I have no doubt that the authors of this book are very experienced at development and admin of SQL Server 2000 and earlier versions. They covered all topics in sufficent breath and depth. However, I would only rate this book as adequate for the following 2 reasons:
1. There was a definate lack of organization to the way the material was presented. Quite often, there were non-sequeters: the text would be explaining some concept, but then suddenly there would be a paragraph on something quite unrelated (at least, I did not see the connection). The authors should have explained how the paragraph relates, or put it in a side-bar, or perhaps in another section. 'Stream of Consciousness' prose does NOT belong in a book providing technical instruction!
The book was also disorganized in the fact that concepts were often used before they were introduced or explained. I know this is necessary sometimes, but it should happen rarely, and an author should explain fully why they are doing it so the reader is not left to wonder if they missed something.
2. There were some errors in the code examples, not as much as in some computer books I have seen, but more than I think is acceptable. When I am paid to write code, I make damn sure it runs, and I hold authors of computer books to the same high standards. As a novice to T-SQL, I need to be able to examine CORRECTLY WORKING code examples; I really am not in a position to debug code in a langauge that I am just starting to learn.

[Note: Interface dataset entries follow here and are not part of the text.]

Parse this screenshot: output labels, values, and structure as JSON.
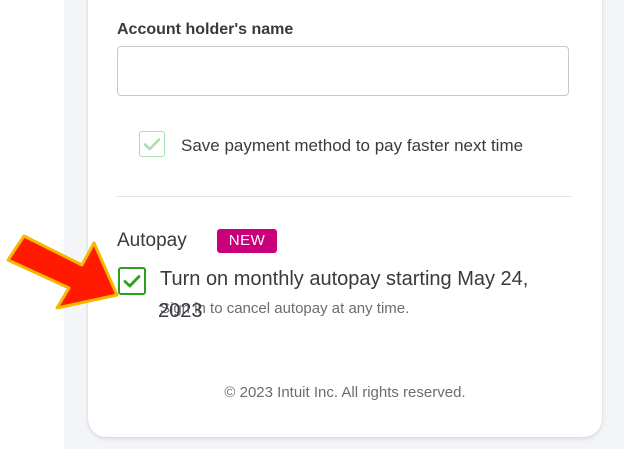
{
  "form": {
    "account_holder_label": "Account holder's name",
    "account_holder_value": "",
    "save_payment_label": "Save payment method to pay faster next time",
    "save_payment_checked": true
  },
  "autopay": {
    "heading": "Autopay",
    "badge": "NEW",
    "checkbox_label_line1": "Turn on monthly autopay starting May 24,",
    "checkbox_label_line2": "2023",
    "checked": true,
    "hint": "Sign in to cancel autopay at any time."
  },
  "footer": {
    "copyright": "© 2023 Intuit Inc. All rights reserved."
  },
  "annotation": {
    "arrow_icon": "red-arrow-icon",
    "arrow_fill": "#ff1a00",
    "arrow_outline": "#f5b800"
  },
  "colors": {
    "accent_green": "#2ca01c",
    "badge_magenta": "#c9007a",
    "text": "#393a3d"
  }
}
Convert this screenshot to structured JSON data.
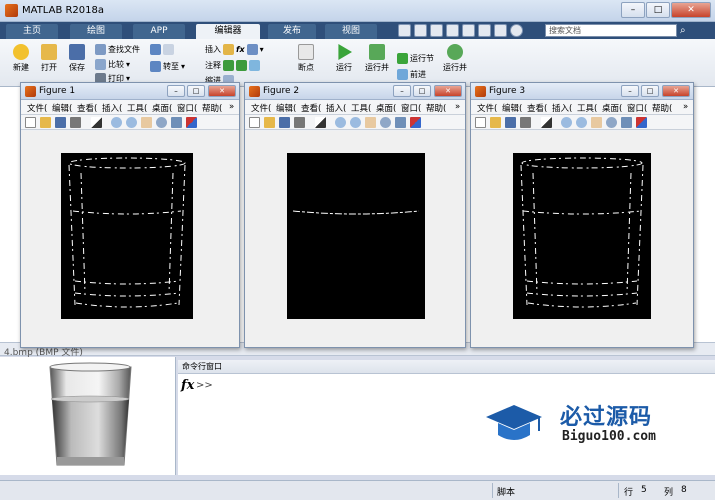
{
  "app": {
    "title": "MATLAB R2018a"
  },
  "window_buttons": [
    "–",
    "□",
    "✕"
  ],
  "tabs": [
    {
      "label": "主页",
      "active": false
    },
    {
      "label": "绘图",
      "active": false
    },
    {
      "label": "APP",
      "active": false
    },
    {
      "label": "编辑器",
      "active": true
    },
    {
      "label": "发布",
      "active": false
    },
    {
      "label": "视图",
      "active": false
    }
  ],
  "search": {
    "placeholder": "搜索文档"
  },
  "ribbon": {
    "new_label": "新建",
    "open_label": "打开",
    "save_label": "保存",
    "find_files_label": "查找文件",
    "compare_label": "比较",
    "print_label": "打印",
    "goto_label": "转至",
    "insert_label": "插入",
    "comment_label": "注释",
    "indent_label": "缩进",
    "fx_label": "fx",
    "breakpoints_label": "断点",
    "run_label": "运行",
    "run_advance_label": "运行并",
    "run_section_label": "运行节",
    "advance_label": "前进",
    "run_time_label": "运行并"
  },
  "figures": [
    {
      "title": "Figure 1",
      "menu": [
        "文件(",
        "编辑(",
        "查看(",
        "插入(",
        "工具(",
        "桌面(",
        "窗口(",
        "帮助("
      ]
    },
    {
      "title": "Figure 2",
      "menu": [
        "文件(",
        "编辑(",
        "查看(",
        "插入(",
        "工具(",
        "桌面(",
        "窗口(",
        "帮助("
      ]
    },
    {
      "title": "Figure 3",
      "menu": [
        "文件(",
        "编辑(",
        "查看(",
        "插入(",
        "工具(",
        "桌面(",
        "窗口(",
        "帮助("
      ]
    }
  ],
  "file_preview": {
    "label": "4.bmp (BMP 文件)"
  },
  "command_window": {
    "title": "命令行窗口",
    "prompt": ">>",
    "fx": "fx"
  },
  "watermark": {
    "name": "必过源码",
    "url": "Biguo100.com"
  },
  "status": {
    "script": "脚本",
    "row_label": "行",
    "row": "5",
    "col_label": "列",
    "col": "8"
  },
  "colors": {
    "tabbar": "#2f4f7a",
    "accent": "#1c5ba8",
    "plot_bg": "#000000"
  }
}
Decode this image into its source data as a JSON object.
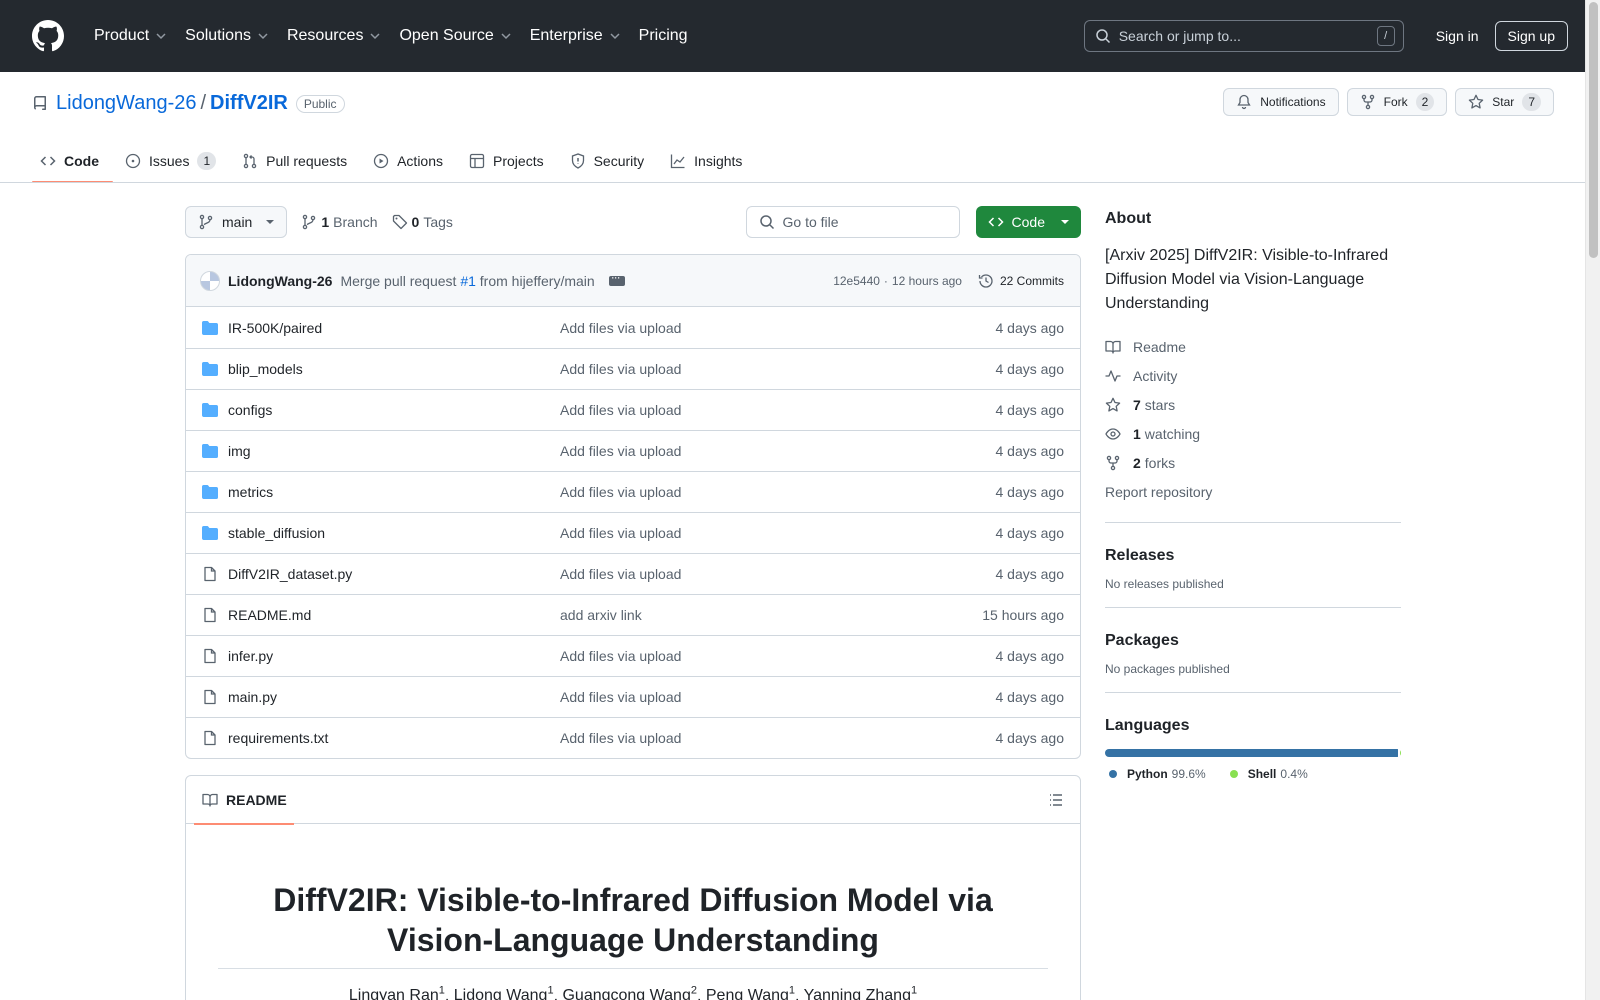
{
  "header": {
    "nav": [
      "Product",
      "Solutions",
      "Resources",
      "Open Source",
      "Enterprise",
      "Pricing"
    ],
    "search_placeholder": "Search or jump to...",
    "search_shortcut": "/",
    "sign_in": "Sign in",
    "sign_up": "Sign up"
  },
  "repo": {
    "owner": "LidongWang-26",
    "separator": "/",
    "name": "DiffV2IR",
    "visibility": "Public",
    "notifications": "Notifications",
    "fork_label": "Fork",
    "fork_count": "2",
    "star_label": "Star",
    "star_count": "7"
  },
  "tabs": [
    {
      "label": "Code",
      "icon": "code-icon"
    },
    {
      "label": "Issues",
      "count": "1",
      "icon": "issue-icon"
    },
    {
      "label": "Pull requests",
      "icon": "pull-request-icon"
    },
    {
      "label": "Actions",
      "icon": "play-icon"
    },
    {
      "label": "Projects",
      "icon": "table-icon"
    },
    {
      "label": "Security",
      "icon": "shield-icon"
    },
    {
      "label": "Insights",
      "icon": "graph-icon"
    }
  ],
  "file_nav": {
    "branch": "main",
    "branch_count": "1",
    "branch_label": "Branch",
    "tag_count": "0",
    "tag_label": "Tags",
    "go_to_file": "Go to file",
    "code_button": "Code"
  },
  "commit": {
    "author": "LidongWang-26",
    "message_prefix": "Merge pull request",
    "pr": "#1",
    "message_suffix": "from hijeffery/main",
    "hash": "12e5440",
    "dot": "·",
    "time": "12 hours ago",
    "commits_label": "22 Commits"
  },
  "files": [
    {
      "name": "IR-500K/paired",
      "type": "folder",
      "message": "Add files via upload",
      "date": "4 days ago"
    },
    {
      "name": "blip_models",
      "type": "folder",
      "message": "Add files via upload",
      "date": "4 days ago"
    },
    {
      "name": "configs",
      "type": "folder",
      "message": "Add files via upload",
      "date": "4 days ago"
    },
    {
      "name": "img",
      "type": "folder",
      "message": "Add files via upload",
      "date": "4 days ago"
    },
    {
      "name": "metrics",
      "type": "folder",
      "message": "Add files via upload",
      "date": "4 days ago"
    },
    {
      "name": "stable_diffusion",
      "type": "folder",
      "message": "Add files via upload",
      "date": "4 days ago"
    },
    {
      "name": "DiffV2IR_dataset.py",
      "type": "file",
      "message": "Add files via upload",
      "date": "4 days ago"
    },
    {
      "name": "README.md",
      "type": "file",
      "message": "add arxiv link",
      "date": "15 hours ago"
    },
    {
      "name": "infer.py",
      "type": "file",
      "message": "Add files via upload",
      "date": "4 days ago"
    },
    {
      "name": "main.py",
      "type": "file",
      "message": "Add files via upload",
      "date": "4 days ago"
    },
    {
      "name": "requirements.txt",
      "type": "file",
      "message": "Add files via upload",
      "date": "4 days ago"
    }
  ],
  "readme": {
    "tab": "README",
    "title": "DiffV2IR: Visible-to-Infrared Diffusion Model via Vision-Language Understanding",
    "authors": [
      {
        "name": "Lingyan Ran",
        "sup": "1"
      },
      {
        "name": "Lidong Wang",
        "sup": "1"
      },
      {
        "name": "Guangcong Wang",
        "sup": "2"
      },
      {
        "name": "Peng Wang",
        "sup": "1"
      },
      {
        "name": "Yanning Zhang",
        "sup": "1"
      }
    ]
  },
  "about": {
    "heading": "About",
    "description": "[Arxiv 2025] DiffV2IR: Visible-to-Infrared Diffusion Model via Vision-Language Understanding",
    "readme": "Readme",
    "activity": "Activity",
    "stars_count": "7",
    "stars_label": "stars",
    "watching_count": "1",
    "watching_label": "watching",
    "forks_count": "2",
    "forks_label": "forks",
    "report": "Report repository"
  },
  "releases": {
    "heading": "Releases",
    "text": "No releases published"
  },
  "packages": {
    "heading": "Packages",
    "text": "No packages published"
  },
  "languages": {
    "heading": "Languages",
    "items": [
      {
        "name": "Python",
        "percent": "99.6%",
        "value": 99.6,
        "color": "#3572A5"
      },
      {
        "name": "Shell",
        "percent": "0.4%",
        "value": 0.4,
        "color": "#89e051"
      }
    ]
  }
}
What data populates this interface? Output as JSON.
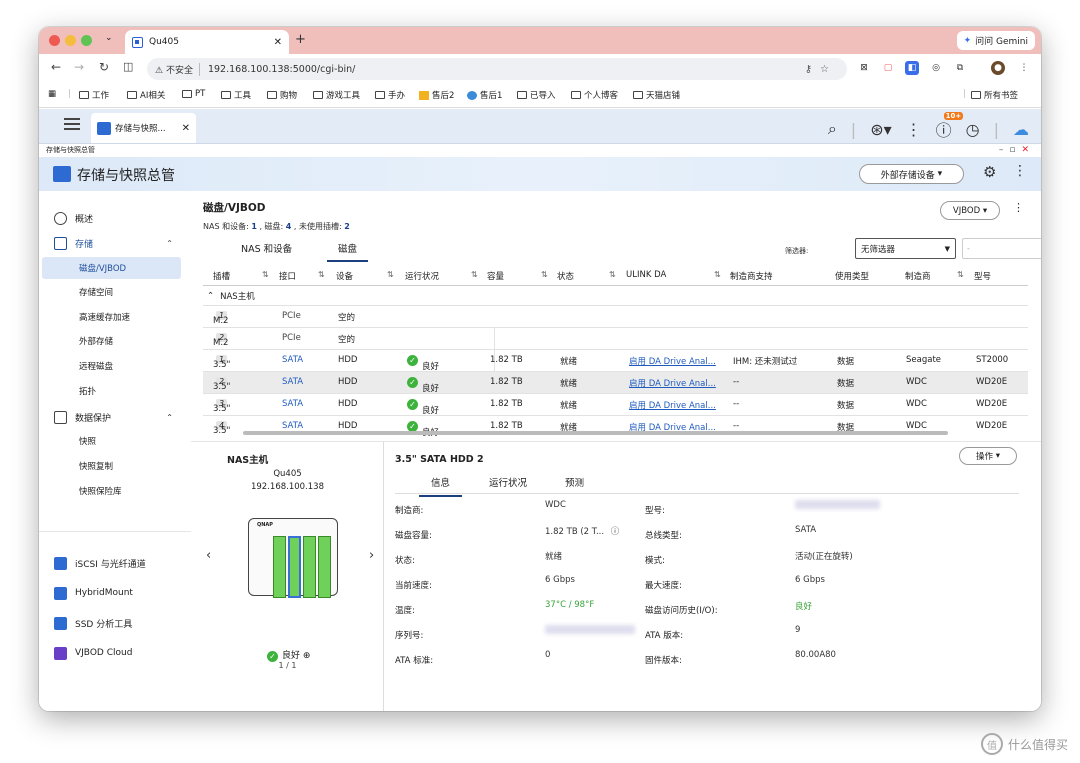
{
  "browser": {
    "tab_title": "Qu405",
    "new_tab": "+",
    "gemini_label": "问问 Gemini",
    "insecure_label": "不安全",
    "url": "192.168.100.138:5000/cgi-bin/",
    "bookmarks": [
      "工作",
      "AI相关",
      "PT",
      "工具",
      "购物",
      "游戏工具",
      "手办",
      "售后2",
      "售后1",
      "已导入",
      "个人博客",
      "天猫店铺"
    ],
    "all_bookmarks": "所有书签"
  },
  "qts": {
    "tab_label": "存储与快照...",
    "window_title": "存储与快照总管",
    "notification_count": "10+"
  },
  "app": {
    "title": "存储与快照总管",
    "external_button": "外部存储设备"
  },
  "sidebar": {
    "overview": "概述",
    "storage": "存储",
    "storage_items": [
      "磁盘/VJBOD",
      "存储空间",
      "高速缓存加速",
      "外部存储",
      "远程磁盘",
      "拓扑"
    ],
    "data_protection": "数据保护",
    "protection_items": [
      "快照",
      "快照复制",
      "快照保险库"
    ],
    "apps": [
      "iSCSI 与光纤通道",
      "HybridMount",
      "SSD 分析工具",
      "VJBOD Cloud"
    ]
  },
  "main": {
    "title": "磁盘/VJBOD",
    "summary_prefix": "NAS 和设备: ",
    "summary_nas": "1",
    "summary_mid": " , 磁盘: ",
    "summary_disks": "4",
    "summary_mid2": " , 未使用插槽: ",
    "summary_slots": "2",
    "vjbod_button": "VJBOD",
    "tabs": [
      "NAS 和设备",
      "磁盘"
    ],
    "filter_label": "筛选器:",
    "filter_value": "无筛选器",
    "filter2_value": "-"
  },
  "table": {
    "headers": [
      "插槽",
      "接口",
      "设备",
      "运行状况",
      "容量",
      "状态",
      "ULINK DA",
      "制造商支持",
      "使用类型",
      "制造商",
      "型号"
    ],
    "group": "NAS主机",
    "rows": [
      {
        "slot": "M.2",
        "num": "1",
        "iface": "PCIe",
        "device": "空的",
        "health": "",
        "cap": "",
        "status": "",
        "ulink": "",
        "support": "",
        "usage": "",
        "maker": "",
        "model": ""
      },
      {
        "slot": "M.2",
        "num": "2",
        "iface": "PCIe",
        "device": "空的",
        "health": "",
        "cap": "",
        "status": "",
        "ulink": "",
        "support": "",
        "usage": "",
        "maker": "",
        "model": ""
      },
      {
        "slot": "3.5\"",
        "num": "1",
        "iface": "SATA",
        "device": "HDD",
        "health": "良好",
        "cap": "1.82 TB",
        "status": "就绪",
        "ulink": "启用 DA Drive Anal...",
        "support": "IHM: 还未测试过",
        "usage": "数据",
        "maker": "Seagate",
        "model": "ST2000"
      },
      {
        "slot": "3.5\"",
        "num": "2",
        "iface": "SATA",
        "device": "HDD",
        "health": "良好",
        "cap": "1.82 TB",
        "status": "就绪",
        "ulink": "启用 DA Drive Anal...",
        "support": "--",
        "usage": "数据",
        "maker": "WDC",
        "model": "WD20E"
      },
      {
        "slot": "3.5\"",
        "num": "3",
        "iface": "SATA",
        "device": "HDD",
        "health": "良好",
        "cap": "1.82 TB",
        "status": "就绪",
        "ulink": "启用 DA Drive Anal...",
        "support": "--",
        "usage": "数据",
        "maker": "WDC",
        "model": "WD20E"
      },
      {
        "slot": "3.5\"",
        "num": "4",
        "iface": "SATA",
        "device": "HDD",
        "health": "良好",
        "cap": "1.82 TB",
        "status": "就绪",
        "ulink": "启用 DA Drive Anal...",
        "support": "--",
        "usage": "数据",
        "maker": "WDC",
        "model": "WD20E"
      }
    ]
  },
  "nas": {
    "title": "NAS主机",
    "name": "Qu405",
    "ip": "192.168.100.138",
    "logo": "QNAP",
    "status": "良好",
    "page": "1 / 1"
  },
  "detail": {
    "title": "3.5\" SATA HDD 2",
    "op_button": "操作",
    "tabs": [
      "信息",
      "运行状况",
      "预测"
    ],
    "left": [
      {
        "label": "制造商:",
        "value": "WDC"
      },
      {
        "label": "磁盘容量:",
        "value": "1.82 TB (2 T..."
      },
      {
        "label": "状态:",
        "value": "就绪"
      },
      {
        "label": "当前速度:",
        "value": "6 Gbps"
      },
      {
        "label": "温度:",
        "value": "37°C / 98°F"
      },
      {
        "label": "序列号:",
        "value": ""
      },
      {
        "label": "ATA 标准:",
        "value": "0"
      }
    ],
    "right": [
      {
        "label": "型号:",
        "value": ""
      },
      {
        "label": "总线类型:",
        "value": "SATA"
      },
      {
        "label": "模式:",
        "value": "活动(正在旋转)"
      },
      {
        "label": "最大速度:",
        "value": "6 Gbps"
      },
      {
        "label": "磁盘访问历史(I/O):",
        "value": "良好"
      },
      {
        "label": "ATA 版本:",
        "value": "9"
      },
      {
        "label": "固件版本:",
        "value": "80.00A80"
      }
    ]
  },
  "watermark": "什么值得买",
  "watermark_glyph": "值"
}
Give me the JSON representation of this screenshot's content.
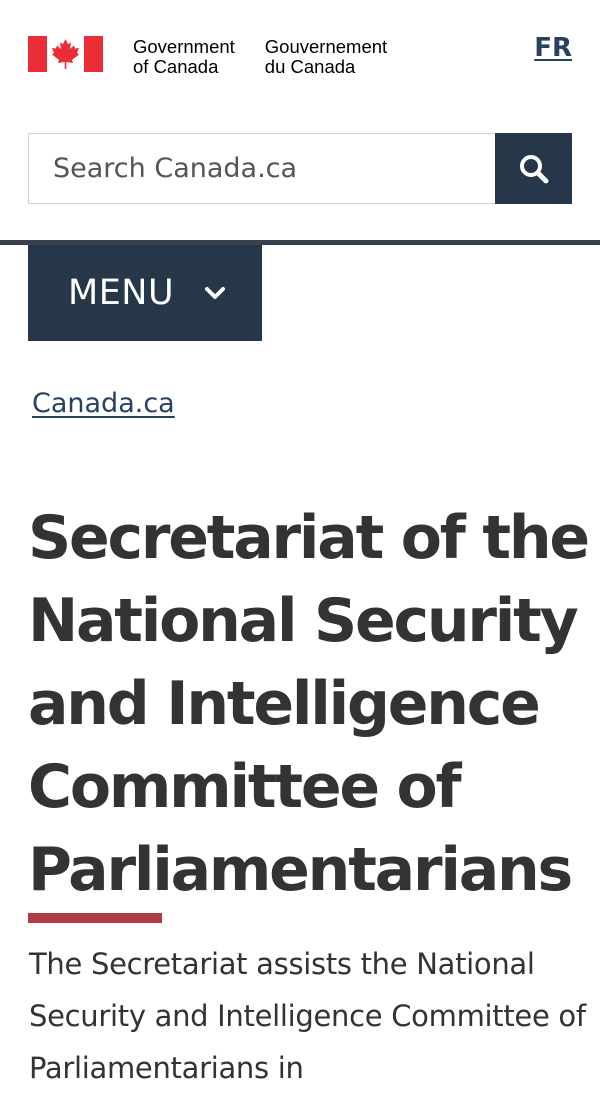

Bottom line: this book is OK, but the authors need to do a better job at organizing their material before presenting it, and checking over their own code.